Everyone has that one story. That one story that is so masterful, so impactful that it acts as the starting point for a lifetime of obsession, no matter the medium. In many ways, Fullmetal Alchemist (2003) was just that for me when it comes to anime; and when it comes to manga, that is undoubtedly 20th Century Boys.
Reading 20th Century Boys by Naoki Urasawa was like a religious experience. Not only did it capture my attention and energy in such a way that no property had ever done before, it also ensured that I would spend the rest of my adult life transfixed by manga; its production and its potential. Truly, this is a medium-defining masterpiece.
20th Century Boys is a story that could only ever be told as a manga, and I know that much from the adaptations. Based on Naoki Urasawa’s original series, Yukihiko Tsutsumi released a trilogy of live-action films from 2008 to 2009, which are – for lack of a better word – pretty bad. While the casting is fine and the production values clearly quite high, the changes made to the story are simply unforgivable: not only do they cut out several plot points, they also adversely affect the quality of the story. This is particularly the case for the final film, titled Our Flag (Bokura no Hata).

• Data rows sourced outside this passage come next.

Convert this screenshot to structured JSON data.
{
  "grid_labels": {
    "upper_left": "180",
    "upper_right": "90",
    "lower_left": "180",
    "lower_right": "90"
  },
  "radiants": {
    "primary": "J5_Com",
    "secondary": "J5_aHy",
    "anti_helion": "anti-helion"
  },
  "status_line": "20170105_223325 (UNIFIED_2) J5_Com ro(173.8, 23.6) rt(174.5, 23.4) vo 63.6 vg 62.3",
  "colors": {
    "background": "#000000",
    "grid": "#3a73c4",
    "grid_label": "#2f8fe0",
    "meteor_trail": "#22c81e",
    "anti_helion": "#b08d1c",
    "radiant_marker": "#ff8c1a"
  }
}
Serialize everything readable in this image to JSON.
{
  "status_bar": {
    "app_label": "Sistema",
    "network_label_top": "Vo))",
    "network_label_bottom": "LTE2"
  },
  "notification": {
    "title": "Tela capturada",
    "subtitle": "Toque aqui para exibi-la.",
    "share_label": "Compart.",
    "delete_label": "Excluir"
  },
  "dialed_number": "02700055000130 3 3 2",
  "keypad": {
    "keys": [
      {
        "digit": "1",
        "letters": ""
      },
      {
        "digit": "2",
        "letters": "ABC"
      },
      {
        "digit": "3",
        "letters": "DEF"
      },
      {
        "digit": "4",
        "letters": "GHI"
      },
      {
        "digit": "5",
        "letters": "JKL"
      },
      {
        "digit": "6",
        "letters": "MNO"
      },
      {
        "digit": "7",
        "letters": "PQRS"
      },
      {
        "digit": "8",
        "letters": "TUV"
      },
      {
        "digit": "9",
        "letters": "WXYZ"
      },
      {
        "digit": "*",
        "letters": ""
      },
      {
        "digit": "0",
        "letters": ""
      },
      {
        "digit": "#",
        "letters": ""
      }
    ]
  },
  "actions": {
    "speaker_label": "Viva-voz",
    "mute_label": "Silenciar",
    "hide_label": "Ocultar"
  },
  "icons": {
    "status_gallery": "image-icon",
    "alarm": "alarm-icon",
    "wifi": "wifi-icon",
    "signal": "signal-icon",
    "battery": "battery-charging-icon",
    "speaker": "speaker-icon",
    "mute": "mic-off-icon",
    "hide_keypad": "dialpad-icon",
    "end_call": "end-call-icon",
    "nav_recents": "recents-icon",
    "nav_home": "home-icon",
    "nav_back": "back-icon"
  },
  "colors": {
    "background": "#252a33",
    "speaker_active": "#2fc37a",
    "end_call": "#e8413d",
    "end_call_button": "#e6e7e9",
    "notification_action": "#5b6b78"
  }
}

That being said, this didn’t exactly surprise me. Spanning over 240 chapters and 22 collected volumes, 20th Century Boys appears to be a story that would be very difficult to adapt; doubly so when dealing with the shorter runtime of a theatrical movie. This is because it uses the medium of manga to its fullest, making for an experience that would present major challenges when transplanting it to another format.
Part of what makes manga so special is the space and time afforded to authors to tell long, complex narratives. In contrast to western comics, where authors and artists are constantly being changed, creators like Naoki Urasawa are allowed to follow a story from start to finish for pretty much however long they want. Of course, cancelation is a big issue, but someone with a following as large as Urasawa’s isn’t really affected by this.
In any case, 20th Century Boys tells an incredible story, following many different characters and depicting many different time periods. Chronologically, things start off in the 1960s, as we follow Kenji and his friends during their childhood. Much of the first part of the story, however, takes place in the 1990s, as Kenji works as an adult at his parent’s convenience store. 2014 is then the series’ next setting, although for reasons that are best left unknown. There is then another further time skip, although saying what it is would be a massive spoiler.
Throughout each of these different time periods we are introduced to characters both new and old, which provide the emotional basis for the series’ mystery storytelling. Even now, I can picture so many of them clearly: the everyman Kenji, the spunky Kanna, and the punished Otcho. Such is the power of a good cast of characters.
Without even discussing the merits and demerits of the story, it is an incredible thing that one author was able to craft such a complex narrative from beginning to end with almost complete creative freedom. That is the power of manga. Yet, that creative freedom also sometimes comes with its fair share of disadvantages: I have no doubt that, if someone was there to critique his script, someone might have pulled up Urasawa on the amount of red herrings. Even so, that is one of the author’s idiosyncrasies, and you have to be willing to bear with it.
Speaking of idiosyncrasies, 20th Century Boys is undoubtedly one of Urasawa’s most personal stories. While Monster is arguably just as much a masterpiece, there are so many parts of Urasawa’s heart on display here that you can’t help but feel a connection with him: everything from the late 1960s setting (when Urasawa grew up), the cultural references (much of my own fascination with this period comes from this), and the music – oh, the music. You can’t forget about the music.
I know now that my tastes are very similar to Naoki Urasawa’s (that is why I enjoyed so much of the more music) focused stuff in Sneeze. Yet, it wasn’t always that way: my appreciation for Urasawa had to start somewhere, and this was it.
Naoki Urasawa is my favorite mangaka living right now for several reasons. Listing them would take all day. Yet, I will always credit him and his series 20th Century Boys with getting me into manga in the first place: that unparalleled creative freedom, and depth and complexity of narrative, is something that often can’t be adapted and experienced anywhere else. Even now, I’m still chasing that dream.
You can read 20th Century Boys via VIZ Media.